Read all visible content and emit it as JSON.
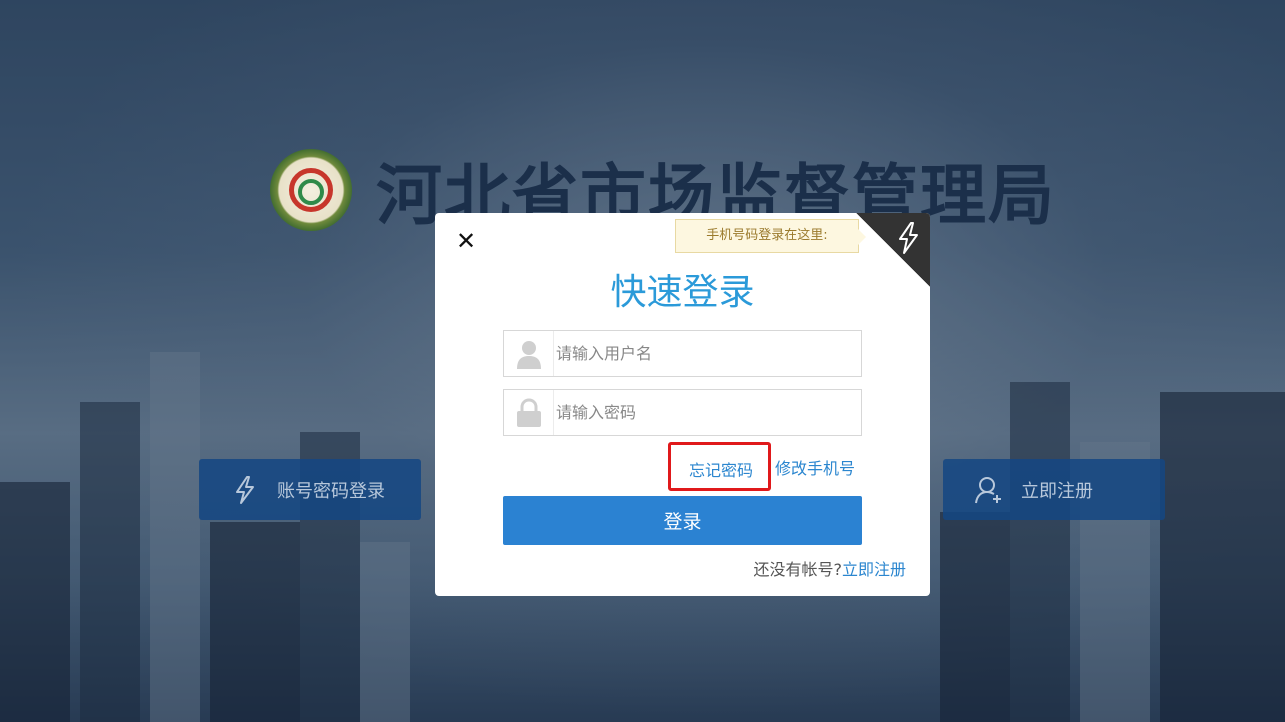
{
  "header": {
    "site_title": "河北省市场监督管理局"
  },
  "side_buttons": {
    "account_login_label": "账号密码登录",
    "register_label": "立即注册"
  },
  "modal": {
    "close_glyph": "✕",
    "phone_tip": "手机号码登录在这里:",
    "title": "快速登录",
    "username_placeholder": "请输入用户名",
    "password_placeholder": "请输入密码",
    "forgot_password": "忘记密码",
    "change_phone": "修改手机号",
    "login_button": "登录",
    "no_account_text": "还没有帐号?",
    "register_link": "立即注册"
  },
  "colors": {
    "accent": "#2b82d2",
    "title_blue": "#2b9ad9",
    "highlight_red": "#e0191b"
  },
  "icons": [
    "emblem-logo",
    "lightning-icon",
    "user-add-icon",
    "user-icon",
    "lock-icon",
    "close-icon"
  ]
}
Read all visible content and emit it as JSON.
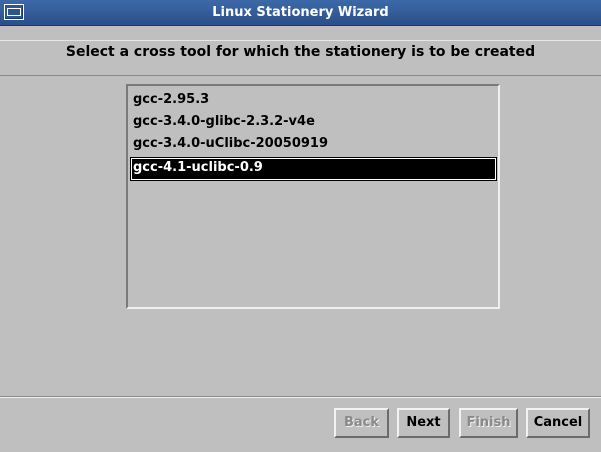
{
  "window": {
    "title": "Linux Stationery Wizard"
  },
  "header": {
    "instruction": "Select a cross tool for which the stationery is to be created"
  },
  "toolchains": {
    "items": [
      "gcc-2.95.3",
      "gcc-3.4.0-glibc-2.3.2-v4e",
      "gcc-3.4.0-uClibc-20050919",
      "gcc-4.1-uclibc-0.9"
    ],
    "selected": "gcc-4.1-uclibc-0.9"
  },
  "buttons": {
    "back": "Back",
    "next": "Next",
    "finish": "Finish",
    "cancel": "Cancel"
  },
  "colors": {
    "titlebar": "#2f5a96",
    "dialog_bg": "#bfbfbf",
    "selection_bg": "#000000",
    "selection_fg": "#ffffff"
  },
  "icons": {
    "window_menu": "window-menu-icon"
  }
}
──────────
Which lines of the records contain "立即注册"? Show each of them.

Answer for the task:
    "register_label": "立即注册"
    "register_link": "立即注册"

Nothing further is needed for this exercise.